### Work instruction
This exercise asks for a copy of each line in the records below with the word "common" in it.

Excerpts from an interface dataset:
════════════════════

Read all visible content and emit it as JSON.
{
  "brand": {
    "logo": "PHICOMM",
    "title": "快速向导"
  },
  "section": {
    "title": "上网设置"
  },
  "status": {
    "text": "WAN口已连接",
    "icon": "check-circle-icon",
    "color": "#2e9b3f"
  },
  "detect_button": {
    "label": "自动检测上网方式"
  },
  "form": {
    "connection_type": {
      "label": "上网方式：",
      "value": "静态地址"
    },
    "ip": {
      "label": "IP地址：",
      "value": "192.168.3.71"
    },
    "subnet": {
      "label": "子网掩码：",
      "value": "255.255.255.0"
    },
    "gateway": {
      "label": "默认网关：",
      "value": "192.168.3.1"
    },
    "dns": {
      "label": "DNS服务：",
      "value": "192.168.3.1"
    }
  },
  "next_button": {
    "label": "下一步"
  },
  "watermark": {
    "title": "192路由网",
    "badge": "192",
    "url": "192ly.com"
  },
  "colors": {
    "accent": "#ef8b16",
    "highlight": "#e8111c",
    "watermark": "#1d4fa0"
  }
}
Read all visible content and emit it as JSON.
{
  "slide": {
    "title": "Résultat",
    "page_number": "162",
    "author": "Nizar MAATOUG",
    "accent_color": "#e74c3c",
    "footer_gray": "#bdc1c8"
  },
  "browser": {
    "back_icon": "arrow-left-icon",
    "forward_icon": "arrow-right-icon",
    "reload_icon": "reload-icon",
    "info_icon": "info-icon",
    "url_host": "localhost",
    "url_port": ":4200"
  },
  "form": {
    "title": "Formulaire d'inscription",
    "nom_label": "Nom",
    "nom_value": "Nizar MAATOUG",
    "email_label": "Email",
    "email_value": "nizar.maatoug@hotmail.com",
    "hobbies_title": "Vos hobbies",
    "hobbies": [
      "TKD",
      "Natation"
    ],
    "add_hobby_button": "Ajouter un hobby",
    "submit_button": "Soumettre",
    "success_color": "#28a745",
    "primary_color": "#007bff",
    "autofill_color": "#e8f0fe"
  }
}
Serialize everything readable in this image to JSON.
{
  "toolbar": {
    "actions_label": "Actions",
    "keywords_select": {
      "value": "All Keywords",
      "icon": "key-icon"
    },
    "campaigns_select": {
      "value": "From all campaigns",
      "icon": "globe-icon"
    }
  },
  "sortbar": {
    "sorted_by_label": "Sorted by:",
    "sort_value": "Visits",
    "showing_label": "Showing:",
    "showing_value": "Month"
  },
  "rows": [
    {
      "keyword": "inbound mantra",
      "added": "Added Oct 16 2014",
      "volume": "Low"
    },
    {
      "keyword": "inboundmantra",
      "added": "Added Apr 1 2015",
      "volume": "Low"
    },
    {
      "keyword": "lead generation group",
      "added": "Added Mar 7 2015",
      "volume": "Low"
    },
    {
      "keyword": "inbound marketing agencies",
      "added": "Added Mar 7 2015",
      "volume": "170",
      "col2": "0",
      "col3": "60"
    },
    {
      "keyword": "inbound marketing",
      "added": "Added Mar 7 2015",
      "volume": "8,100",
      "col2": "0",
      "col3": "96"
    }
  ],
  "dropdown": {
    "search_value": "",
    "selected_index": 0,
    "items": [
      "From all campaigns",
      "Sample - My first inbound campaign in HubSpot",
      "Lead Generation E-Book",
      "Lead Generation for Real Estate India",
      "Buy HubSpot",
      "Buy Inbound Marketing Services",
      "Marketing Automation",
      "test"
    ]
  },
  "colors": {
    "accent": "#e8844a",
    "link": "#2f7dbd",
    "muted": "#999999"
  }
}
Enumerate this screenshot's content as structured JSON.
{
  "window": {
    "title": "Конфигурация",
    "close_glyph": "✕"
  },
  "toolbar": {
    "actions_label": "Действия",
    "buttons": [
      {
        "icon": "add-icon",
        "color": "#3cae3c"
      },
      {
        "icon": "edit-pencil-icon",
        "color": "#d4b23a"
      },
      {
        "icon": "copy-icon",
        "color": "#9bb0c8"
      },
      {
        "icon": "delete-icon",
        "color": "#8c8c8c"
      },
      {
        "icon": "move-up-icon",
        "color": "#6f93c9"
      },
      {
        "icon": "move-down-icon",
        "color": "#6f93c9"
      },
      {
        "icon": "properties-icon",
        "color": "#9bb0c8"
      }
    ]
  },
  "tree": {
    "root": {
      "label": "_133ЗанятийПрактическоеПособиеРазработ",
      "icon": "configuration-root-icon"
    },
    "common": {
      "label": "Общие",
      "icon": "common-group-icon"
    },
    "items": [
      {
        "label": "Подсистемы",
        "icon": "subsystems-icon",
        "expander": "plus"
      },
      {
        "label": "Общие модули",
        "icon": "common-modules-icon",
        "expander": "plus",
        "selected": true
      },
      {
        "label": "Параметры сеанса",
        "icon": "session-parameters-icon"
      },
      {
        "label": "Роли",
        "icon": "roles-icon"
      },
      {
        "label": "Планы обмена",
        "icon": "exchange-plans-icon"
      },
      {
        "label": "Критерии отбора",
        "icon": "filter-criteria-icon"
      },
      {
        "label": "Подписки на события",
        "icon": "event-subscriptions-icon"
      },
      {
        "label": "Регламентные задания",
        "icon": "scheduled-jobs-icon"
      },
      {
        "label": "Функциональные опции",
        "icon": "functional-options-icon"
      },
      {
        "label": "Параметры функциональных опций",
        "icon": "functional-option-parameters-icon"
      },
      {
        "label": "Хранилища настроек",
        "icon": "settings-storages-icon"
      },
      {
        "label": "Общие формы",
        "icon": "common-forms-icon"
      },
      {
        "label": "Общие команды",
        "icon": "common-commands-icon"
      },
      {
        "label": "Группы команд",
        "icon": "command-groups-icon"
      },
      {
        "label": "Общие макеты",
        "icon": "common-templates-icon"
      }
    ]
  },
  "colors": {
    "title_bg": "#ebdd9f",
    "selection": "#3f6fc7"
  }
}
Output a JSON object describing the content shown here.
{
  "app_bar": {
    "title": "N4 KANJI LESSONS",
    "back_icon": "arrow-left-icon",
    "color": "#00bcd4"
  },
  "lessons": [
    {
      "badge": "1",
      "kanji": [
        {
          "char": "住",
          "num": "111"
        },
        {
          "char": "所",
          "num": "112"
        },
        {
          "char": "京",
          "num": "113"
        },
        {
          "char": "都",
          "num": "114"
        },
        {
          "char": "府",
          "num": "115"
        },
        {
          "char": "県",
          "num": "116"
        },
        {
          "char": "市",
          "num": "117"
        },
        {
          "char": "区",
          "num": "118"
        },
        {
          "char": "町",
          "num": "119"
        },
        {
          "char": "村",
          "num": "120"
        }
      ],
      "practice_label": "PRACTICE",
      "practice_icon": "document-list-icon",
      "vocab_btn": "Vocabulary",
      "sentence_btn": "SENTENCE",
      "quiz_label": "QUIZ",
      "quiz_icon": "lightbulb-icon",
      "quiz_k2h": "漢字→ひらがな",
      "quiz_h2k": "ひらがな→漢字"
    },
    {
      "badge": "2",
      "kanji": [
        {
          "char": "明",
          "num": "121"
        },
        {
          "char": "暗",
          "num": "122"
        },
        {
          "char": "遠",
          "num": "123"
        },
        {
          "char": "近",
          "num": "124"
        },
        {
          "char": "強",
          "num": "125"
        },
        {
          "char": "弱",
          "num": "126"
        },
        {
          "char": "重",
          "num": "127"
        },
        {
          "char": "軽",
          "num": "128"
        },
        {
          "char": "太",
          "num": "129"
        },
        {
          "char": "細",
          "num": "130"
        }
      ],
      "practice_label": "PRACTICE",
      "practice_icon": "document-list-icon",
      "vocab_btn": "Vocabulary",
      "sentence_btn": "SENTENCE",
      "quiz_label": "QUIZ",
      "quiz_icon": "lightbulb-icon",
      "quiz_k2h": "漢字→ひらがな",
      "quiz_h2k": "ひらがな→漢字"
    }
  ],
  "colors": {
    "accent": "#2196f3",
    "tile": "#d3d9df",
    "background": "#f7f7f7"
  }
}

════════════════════

### Task output
    "common": {
      "icon": "common-group-icon"
        "icon": "common-modules-icon",
        "icon": "common-forms-icon"
        "icon": "common-commands-icon"
        "icon": "common-templates-icon"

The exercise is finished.